» **WORK ORDER**
Your response should consist of the records below, repeated exactly.
** EXTRACTED INFORMATION follows **
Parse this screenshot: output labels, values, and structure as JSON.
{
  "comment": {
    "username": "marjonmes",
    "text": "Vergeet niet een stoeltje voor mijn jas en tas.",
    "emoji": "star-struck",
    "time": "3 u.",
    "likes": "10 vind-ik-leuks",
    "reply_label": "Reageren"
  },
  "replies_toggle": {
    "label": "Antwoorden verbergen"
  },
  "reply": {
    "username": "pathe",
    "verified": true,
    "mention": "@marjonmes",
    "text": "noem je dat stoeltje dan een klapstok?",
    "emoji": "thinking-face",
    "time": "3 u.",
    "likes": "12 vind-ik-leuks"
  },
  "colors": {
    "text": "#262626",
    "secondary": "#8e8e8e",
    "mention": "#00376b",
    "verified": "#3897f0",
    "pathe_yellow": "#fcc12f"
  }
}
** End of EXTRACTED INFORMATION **
» **ANSWER**
Parse this screenshot: output labels, values, and structure as JSON.
{
  "comment": {
    "username": "marjonmes",
    "text": "Vergeet niet een stoeltje voor mijn jas en tas.",
    "emoji": "star-struck",
    "time": "3 u.",
    "likes": "10 vind-ik-leuks",
    "reply_label": "Reageren"
  },
  "replies_toggle": {
    "label": "Antwoorden verbergen"
  },
  "reply": {
    "username": "pathe",
    "verified": true,
    "mention": "@marjonmes",
    "text": "noem je dat stoeltje dan een klapstok?",
    "emoji": "thinking-face",
    "time": "3 u.",
    "likes": "12 vind-ik-leuks"
  },
  "colors": {
    "text": "#262626",
    "secondary": "#8e8e8e",
    "mention": "#00376b",
    "verified": "#3897f0",
    "pathe_yellow": "#fcc12f"
  }
}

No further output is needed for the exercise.